[Element data from apps and pages]
· · · ·
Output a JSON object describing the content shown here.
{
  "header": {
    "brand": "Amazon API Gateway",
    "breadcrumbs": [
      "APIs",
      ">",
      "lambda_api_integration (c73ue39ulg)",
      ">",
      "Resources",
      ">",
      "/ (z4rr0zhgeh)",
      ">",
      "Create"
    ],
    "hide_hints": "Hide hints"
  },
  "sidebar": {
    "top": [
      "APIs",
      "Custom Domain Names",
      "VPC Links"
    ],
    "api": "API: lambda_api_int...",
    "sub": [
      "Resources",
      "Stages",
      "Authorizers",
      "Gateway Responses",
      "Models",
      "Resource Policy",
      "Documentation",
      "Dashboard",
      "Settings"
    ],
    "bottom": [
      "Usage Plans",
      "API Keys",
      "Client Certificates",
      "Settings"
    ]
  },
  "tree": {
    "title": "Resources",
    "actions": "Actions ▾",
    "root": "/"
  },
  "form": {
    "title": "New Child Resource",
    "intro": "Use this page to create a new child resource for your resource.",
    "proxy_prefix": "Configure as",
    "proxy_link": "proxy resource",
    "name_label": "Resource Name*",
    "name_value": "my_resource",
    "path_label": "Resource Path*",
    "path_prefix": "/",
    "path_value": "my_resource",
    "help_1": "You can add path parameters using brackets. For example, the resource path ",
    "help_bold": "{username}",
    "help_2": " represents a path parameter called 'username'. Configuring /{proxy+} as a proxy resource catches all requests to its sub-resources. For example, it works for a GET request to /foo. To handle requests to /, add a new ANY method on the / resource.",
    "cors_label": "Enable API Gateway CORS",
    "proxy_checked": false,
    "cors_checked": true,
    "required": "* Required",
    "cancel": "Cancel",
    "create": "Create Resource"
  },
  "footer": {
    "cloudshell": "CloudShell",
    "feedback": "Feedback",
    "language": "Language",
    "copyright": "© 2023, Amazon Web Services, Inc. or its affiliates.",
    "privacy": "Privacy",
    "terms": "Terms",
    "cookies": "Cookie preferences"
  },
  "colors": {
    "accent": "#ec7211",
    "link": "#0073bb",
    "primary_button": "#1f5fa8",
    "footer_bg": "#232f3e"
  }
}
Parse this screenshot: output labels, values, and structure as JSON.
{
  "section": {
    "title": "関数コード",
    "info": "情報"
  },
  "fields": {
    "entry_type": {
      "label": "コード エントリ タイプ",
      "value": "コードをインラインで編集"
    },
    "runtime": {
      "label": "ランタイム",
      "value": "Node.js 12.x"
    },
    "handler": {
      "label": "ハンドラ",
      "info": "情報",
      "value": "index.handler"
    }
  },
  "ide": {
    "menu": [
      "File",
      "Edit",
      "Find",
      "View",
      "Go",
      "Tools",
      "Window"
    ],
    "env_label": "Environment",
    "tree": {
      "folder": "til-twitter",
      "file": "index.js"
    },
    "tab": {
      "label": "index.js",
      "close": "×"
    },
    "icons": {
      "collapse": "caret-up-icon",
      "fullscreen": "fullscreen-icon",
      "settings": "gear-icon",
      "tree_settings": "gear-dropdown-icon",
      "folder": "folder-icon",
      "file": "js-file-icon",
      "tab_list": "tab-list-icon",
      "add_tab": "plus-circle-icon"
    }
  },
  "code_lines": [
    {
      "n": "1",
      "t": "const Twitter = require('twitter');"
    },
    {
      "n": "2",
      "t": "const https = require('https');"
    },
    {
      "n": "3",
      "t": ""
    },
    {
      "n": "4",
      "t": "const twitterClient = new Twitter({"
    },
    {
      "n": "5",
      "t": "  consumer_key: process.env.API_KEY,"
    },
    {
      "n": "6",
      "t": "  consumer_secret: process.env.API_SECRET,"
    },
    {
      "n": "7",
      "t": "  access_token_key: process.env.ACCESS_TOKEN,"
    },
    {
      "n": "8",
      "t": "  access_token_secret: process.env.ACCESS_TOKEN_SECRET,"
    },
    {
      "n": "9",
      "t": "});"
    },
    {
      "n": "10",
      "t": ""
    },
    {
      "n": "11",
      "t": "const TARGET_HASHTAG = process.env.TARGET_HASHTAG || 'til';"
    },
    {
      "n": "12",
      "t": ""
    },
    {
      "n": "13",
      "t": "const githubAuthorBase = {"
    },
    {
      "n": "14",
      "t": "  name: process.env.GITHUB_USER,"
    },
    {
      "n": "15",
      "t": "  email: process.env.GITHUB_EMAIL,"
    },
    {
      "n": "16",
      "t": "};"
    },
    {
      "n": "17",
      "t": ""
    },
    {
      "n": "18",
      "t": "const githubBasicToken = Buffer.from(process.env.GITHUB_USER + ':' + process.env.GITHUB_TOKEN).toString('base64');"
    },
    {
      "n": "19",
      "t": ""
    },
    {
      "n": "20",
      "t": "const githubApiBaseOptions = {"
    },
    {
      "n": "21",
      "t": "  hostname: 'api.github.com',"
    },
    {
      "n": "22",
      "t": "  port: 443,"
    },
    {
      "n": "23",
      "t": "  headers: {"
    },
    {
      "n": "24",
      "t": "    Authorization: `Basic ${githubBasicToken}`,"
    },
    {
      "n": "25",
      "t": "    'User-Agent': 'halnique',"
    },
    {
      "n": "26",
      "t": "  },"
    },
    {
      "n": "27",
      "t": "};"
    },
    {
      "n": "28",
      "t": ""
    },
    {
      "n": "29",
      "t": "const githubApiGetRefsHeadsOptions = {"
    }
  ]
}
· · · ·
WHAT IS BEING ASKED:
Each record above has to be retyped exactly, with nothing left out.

ANSWER SECTION:
Output a JSON object describing the content shown here.
{
  "header": {
    "brand": "Amazon API Gateway",
    "breadcrumbs": [
      "APIs",
      ">",
      "lambda_api_integration (c73ue39ulg)",
      ">",
      "Resources",
      ">",
      "/ (z4rr0zhgeh)",
      ">",
      "Create"
    ],
    "hide_hints": "Hide hints"
  },
  "sidebar": {
    "top": [
      "APIs",
      "Custom Domain Names",
      "VPC Links"
    ],
    "api": "API: lambda_api_int...",
    "sub": [
      "Resources",
      "Stages",
      "Authorizers",
      "Gateway Responses",
      "Models",
      "Resource Policy",
      "Documentation",
      "Dashboard",
      "Settings"
    ],
    "bottom": [
      "Usage Plans",
      "API Keys",
      "Client Certificates",
      "Settings"
    ]
  },
  "tree": {
    "title": "Resources",
    "actions": "Actions ▾",
    "root": "/"
  },
  "form": {
    "title": "New Child Resource",
    "intro": "Use this page to create a new child resource for your resource.",
    "proxy_prefix": "Configure as",
    "proxy_link": "proxy resource",
    "name_label": "Resource Name*",
    "name_value": "my_resource",
    "path_label": "Resource Path*",
    "path_prefix": "/",
    "path_value": "my_resource",
    "help_1": "You can add path parameters using brackets. For example, the resource path ",
    "help_bold": "{username}",
    "help_2": " represents a path parameter called 'username'. Configuring /{proxy+} as a proxy resource catches all requests to its sub-resources. For example, it works for a GET request to /foo. To handle requests to /, add a new ANY method on the / resource.",
    "cors_label": "Enable API Gateway CORS",
    "proxy_checked": false,
    "cors_checked": true,
    "required": "* Required",
    "cancel": "Cancel",
    "create": "Create Resource"
  },
  "footer": {
    "cloudshell": "CloudShell",
    "feedback": "Feedback",
    "language": "Language",
    "copyright": "© 2023, Amazon Web Services, Inc. or its affiliates.",
    "privacy": "Privacy",
    "terms": "Terms",
    "cookies": "Cookie preferences"
  },
  "colors": {
    "accent": "#ec7211",
    "link": "#0073bb",
    "primary_button": "#1f5fa8",
    "footer_bg": "#232f3e"
  }
}
Parse this screenshot: output labels, values, and structure as JSON.
{
  "section": {
    "title": "関数コード",
    "info": "情報"
  },
  "fields": {
    "entry_type": {
      "label": "コード エントリ タイプ",
      "value": "コードをインラインで編集"
    },
    "runtime": {
      "label": "ランタイム",
      "value": "Node.js 12.x"
    },
    "handler": {
      "label": "ハンドラ",
      "info": "情報",
      "value": "index.handler"
    }
  },
  "ide": {
    "menu": [
      "File",
      "Edit",
      "Find",
      "View",
      "Go",
      "Tools",
      "Window"
    ],
    "env_label": "Environment",
    "tree": {
      "folder": "til-twitter",
      "file": "index.js"
    },
    "tab": {
      "label": "index.js",
      "close": "×"
    },
    "icons": {
      "collapse": "caret-up-icon",
      "fullscreen": "fullscreen-icon",
      "settings": "gear-icon",
      "tree_settings": "gear-dropdown-icon",
      "folder": "folder-icon",
      "file": "js-file-icon",
      "tab_list": "tab-list-icon",
      "add_tab": "plus-circle-icon"
    }
  },
  "code_lines": [
    {
      "n": "1",
      "t": "const Twitter = require('twitter');"
    },
    {
      "n": "2",
      "t": "const https = require('https');"
    },
    {
      "n": "3",
      "t": ""
    },
    {
      "n": "4",
      "t": "const twitterClient = new Twitter({"
    },
    {
      "n": "5",
      "t": "  consumer_key: process.env.API_KEY,"
    },
    {
      "n": "6",
      "t": "  consumer_secret: process.env.API_SECRET,"
    },
    {
      "n": "7",
      "t": "  access_token_key: process.env.ACCESS_TOKEN,"
    },
    {
      "n": "8",
      "t": "  access_token_secret: process.env.ACCESS_TOKEN_SECRET,"
    },
    {
      "n": "9",
      "t": "});"
    },
    {
      "n": "10",
      "t": ""
    },
    {
      "n": "11",
      "t": "const TARGET_HASHTAG = process.env.TARGET_HASHTAG || 'til';"
    },
    {
      "n": "12",
      "t": ""
    },
    {
      "n": "13",
      "t": "const githubAuthorBase = {"
    },
    {
      "n": "14",
      "t": "  name: process.env.GITHUB_USER,"
    },
    {
      "n": "15",
      "t": "  email: process.env.GITHUB_EMAIL,"
    },
    {
      "n": "16",
      "t": "};"
    },
    {
      "n": "17",
      "t": ""
    },
    {
      "n": "18",
      "t": "const githubBasicToken = Buffer.from(process.env.GITHUB_USER + ':' + process.env.GITHUB_TOKEN).toString('base64');"
    },
    {
      "n": "19",
      "t": ""
    },
    {
      "n": "20",
      "t": "const githubApiBaseOptions = {"
    },
    {
      "n": "21",
      "t": "  hostname: 'api.github.com',"
    },
    {
      "n": "22",
      "t": "  port: 443,"
    },
    {
      "n": "23",
      "t": "  headers: {"
    },
    {
      "n": "24",
      "t": "    Authorization: `Basic ${githubBasicToken}`,"
    },
    {
      "n": "25",
      "t": "    'User-Agent': 'halnique',"
    },
    {
      "n": "26",
      "t": "  },"
    },
    {
      "n": "27",
      "t": "};"
    },
    {
      "n": "28",
      "t": ""
    },
    {
      "n": "29",
      "t": "const githubApiGetRefsHeadsOptions = {"
    }
  ]
}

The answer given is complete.